ACTIVITY: Every line of the entries below that includes "this" belongs in the answer, copied as written.

Entries from a dataset of interfaces:

★ ★ ★ ★ ★

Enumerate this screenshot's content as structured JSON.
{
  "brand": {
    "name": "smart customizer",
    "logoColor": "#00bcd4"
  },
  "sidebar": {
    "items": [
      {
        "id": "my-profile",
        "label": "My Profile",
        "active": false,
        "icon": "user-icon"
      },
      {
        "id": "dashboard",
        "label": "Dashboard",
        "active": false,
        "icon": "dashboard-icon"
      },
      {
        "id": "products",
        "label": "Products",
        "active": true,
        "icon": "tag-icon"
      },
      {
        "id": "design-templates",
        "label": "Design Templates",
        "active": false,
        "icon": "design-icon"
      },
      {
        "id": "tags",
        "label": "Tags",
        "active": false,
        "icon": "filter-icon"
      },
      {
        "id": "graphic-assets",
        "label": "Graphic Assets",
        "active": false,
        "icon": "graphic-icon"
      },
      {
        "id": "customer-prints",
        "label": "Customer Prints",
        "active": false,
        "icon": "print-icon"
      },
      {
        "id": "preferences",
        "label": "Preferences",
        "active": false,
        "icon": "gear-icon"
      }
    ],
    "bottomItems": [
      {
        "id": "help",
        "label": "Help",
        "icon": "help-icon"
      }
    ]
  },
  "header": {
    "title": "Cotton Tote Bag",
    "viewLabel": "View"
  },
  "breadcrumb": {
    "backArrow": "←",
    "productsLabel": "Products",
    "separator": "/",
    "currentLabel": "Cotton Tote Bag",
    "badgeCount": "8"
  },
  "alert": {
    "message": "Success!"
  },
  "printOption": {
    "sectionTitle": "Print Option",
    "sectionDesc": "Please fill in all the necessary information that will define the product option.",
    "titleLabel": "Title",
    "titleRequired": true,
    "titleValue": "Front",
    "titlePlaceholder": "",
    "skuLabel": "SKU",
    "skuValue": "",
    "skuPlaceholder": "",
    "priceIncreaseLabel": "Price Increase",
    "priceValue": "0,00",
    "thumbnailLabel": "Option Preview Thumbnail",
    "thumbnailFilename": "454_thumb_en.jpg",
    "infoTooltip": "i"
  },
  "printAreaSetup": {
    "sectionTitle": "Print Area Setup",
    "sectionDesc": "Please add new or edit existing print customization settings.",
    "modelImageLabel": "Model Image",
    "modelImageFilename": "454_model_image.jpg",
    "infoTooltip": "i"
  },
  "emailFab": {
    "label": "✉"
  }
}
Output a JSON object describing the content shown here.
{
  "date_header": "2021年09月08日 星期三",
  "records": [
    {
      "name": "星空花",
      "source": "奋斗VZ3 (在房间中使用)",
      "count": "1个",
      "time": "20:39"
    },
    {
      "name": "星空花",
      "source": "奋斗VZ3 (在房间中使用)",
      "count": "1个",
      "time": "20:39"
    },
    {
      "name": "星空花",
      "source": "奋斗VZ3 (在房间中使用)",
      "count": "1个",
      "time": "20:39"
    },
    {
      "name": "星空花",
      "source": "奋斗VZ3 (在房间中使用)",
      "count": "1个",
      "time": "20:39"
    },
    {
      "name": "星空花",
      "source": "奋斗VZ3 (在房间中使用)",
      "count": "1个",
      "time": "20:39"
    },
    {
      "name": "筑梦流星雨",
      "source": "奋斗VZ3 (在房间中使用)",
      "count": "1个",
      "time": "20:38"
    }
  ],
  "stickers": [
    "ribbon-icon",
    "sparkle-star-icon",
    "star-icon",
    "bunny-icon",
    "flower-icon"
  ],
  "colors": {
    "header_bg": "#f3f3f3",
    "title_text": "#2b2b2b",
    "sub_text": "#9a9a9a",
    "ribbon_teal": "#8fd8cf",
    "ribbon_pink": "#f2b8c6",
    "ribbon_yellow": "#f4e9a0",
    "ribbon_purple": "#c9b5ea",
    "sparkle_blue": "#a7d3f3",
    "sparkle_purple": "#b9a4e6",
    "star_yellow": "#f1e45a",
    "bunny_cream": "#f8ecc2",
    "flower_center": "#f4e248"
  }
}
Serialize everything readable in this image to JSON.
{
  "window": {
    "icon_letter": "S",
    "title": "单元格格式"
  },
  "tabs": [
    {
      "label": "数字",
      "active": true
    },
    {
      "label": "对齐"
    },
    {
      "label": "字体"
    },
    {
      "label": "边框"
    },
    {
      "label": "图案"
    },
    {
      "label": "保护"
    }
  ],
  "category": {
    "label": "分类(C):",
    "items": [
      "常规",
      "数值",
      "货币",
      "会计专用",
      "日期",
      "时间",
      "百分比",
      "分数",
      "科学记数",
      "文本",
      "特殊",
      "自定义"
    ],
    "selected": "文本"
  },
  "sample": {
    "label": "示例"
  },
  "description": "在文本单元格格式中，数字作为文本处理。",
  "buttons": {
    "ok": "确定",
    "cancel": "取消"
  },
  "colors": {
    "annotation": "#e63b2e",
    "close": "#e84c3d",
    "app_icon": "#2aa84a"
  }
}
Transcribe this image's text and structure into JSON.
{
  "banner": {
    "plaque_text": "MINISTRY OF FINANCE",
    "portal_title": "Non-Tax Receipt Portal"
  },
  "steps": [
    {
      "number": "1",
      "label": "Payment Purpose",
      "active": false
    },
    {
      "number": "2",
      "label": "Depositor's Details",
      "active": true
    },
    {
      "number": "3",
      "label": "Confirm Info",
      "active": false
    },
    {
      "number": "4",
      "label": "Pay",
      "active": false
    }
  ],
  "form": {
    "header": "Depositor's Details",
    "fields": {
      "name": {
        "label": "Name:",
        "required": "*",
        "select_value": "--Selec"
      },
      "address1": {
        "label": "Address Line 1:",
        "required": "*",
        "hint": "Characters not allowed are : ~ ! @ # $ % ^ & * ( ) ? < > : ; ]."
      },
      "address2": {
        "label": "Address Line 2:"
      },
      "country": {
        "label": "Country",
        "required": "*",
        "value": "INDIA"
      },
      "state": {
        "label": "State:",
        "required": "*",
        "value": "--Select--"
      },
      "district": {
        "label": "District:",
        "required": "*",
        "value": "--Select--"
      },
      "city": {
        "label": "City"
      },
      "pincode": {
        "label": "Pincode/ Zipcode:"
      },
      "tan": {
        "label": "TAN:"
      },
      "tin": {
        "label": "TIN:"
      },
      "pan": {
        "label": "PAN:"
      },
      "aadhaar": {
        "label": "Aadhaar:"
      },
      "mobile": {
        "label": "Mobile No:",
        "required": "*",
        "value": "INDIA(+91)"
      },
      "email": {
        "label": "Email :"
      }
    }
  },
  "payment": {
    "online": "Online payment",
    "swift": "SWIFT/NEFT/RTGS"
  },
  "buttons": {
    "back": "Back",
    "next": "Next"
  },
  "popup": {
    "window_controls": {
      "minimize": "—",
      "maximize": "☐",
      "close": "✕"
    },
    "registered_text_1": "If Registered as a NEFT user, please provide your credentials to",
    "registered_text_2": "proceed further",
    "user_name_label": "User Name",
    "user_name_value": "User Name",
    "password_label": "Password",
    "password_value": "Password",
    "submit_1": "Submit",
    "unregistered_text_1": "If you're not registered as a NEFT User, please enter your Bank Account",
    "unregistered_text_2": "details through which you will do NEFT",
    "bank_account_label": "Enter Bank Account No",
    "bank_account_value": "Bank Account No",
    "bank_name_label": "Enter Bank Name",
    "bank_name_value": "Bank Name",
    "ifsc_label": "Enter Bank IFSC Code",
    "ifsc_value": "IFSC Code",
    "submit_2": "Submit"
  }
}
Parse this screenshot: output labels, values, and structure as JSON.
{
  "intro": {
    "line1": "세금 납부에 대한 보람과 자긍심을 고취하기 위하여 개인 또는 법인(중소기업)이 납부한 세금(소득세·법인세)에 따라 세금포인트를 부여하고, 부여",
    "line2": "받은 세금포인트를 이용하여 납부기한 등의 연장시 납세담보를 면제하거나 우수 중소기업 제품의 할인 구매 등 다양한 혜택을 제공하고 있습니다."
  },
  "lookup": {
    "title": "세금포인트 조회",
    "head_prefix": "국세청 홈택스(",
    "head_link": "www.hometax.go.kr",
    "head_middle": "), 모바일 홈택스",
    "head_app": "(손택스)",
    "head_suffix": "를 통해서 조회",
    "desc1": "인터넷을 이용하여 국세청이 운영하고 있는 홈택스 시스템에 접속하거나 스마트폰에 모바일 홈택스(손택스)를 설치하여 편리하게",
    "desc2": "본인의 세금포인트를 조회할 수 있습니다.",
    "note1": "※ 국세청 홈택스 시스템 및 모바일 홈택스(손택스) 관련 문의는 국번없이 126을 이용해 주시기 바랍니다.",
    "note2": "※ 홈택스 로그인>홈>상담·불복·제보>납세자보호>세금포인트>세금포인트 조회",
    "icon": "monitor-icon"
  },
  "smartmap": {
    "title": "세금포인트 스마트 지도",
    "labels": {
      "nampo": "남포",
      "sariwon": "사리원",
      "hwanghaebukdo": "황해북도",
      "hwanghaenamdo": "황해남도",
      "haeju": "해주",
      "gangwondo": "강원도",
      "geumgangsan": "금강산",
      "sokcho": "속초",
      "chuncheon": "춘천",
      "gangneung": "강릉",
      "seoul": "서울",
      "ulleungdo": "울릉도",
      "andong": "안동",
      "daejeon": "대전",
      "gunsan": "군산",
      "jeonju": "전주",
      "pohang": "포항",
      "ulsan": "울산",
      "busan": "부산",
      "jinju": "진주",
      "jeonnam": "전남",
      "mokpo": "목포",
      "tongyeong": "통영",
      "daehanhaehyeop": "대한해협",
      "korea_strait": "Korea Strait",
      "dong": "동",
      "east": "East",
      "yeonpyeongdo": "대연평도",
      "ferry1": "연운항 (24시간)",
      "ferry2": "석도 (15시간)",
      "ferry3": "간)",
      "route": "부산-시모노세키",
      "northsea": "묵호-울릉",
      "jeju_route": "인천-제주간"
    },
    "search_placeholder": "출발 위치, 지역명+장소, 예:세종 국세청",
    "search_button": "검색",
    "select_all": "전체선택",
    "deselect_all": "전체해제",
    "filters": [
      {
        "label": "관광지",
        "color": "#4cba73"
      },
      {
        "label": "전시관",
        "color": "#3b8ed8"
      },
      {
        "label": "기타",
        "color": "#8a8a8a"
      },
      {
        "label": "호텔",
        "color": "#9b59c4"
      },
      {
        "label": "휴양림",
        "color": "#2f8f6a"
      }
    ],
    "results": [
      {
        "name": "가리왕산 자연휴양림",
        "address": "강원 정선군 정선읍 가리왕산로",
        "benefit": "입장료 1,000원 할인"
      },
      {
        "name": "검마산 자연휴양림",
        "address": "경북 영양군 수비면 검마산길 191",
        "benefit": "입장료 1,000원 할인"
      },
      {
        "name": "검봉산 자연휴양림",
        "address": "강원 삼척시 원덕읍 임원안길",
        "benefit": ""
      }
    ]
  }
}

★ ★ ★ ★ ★

REPLY TO THE EXERCISE:
Enumerate this screenshot's content as structured JSON.
Serialize everything readable in this image to JSON.
Transcribe this image's text and structure into JSON.
Parse this screenshot: output labels, values, and structure as JSON.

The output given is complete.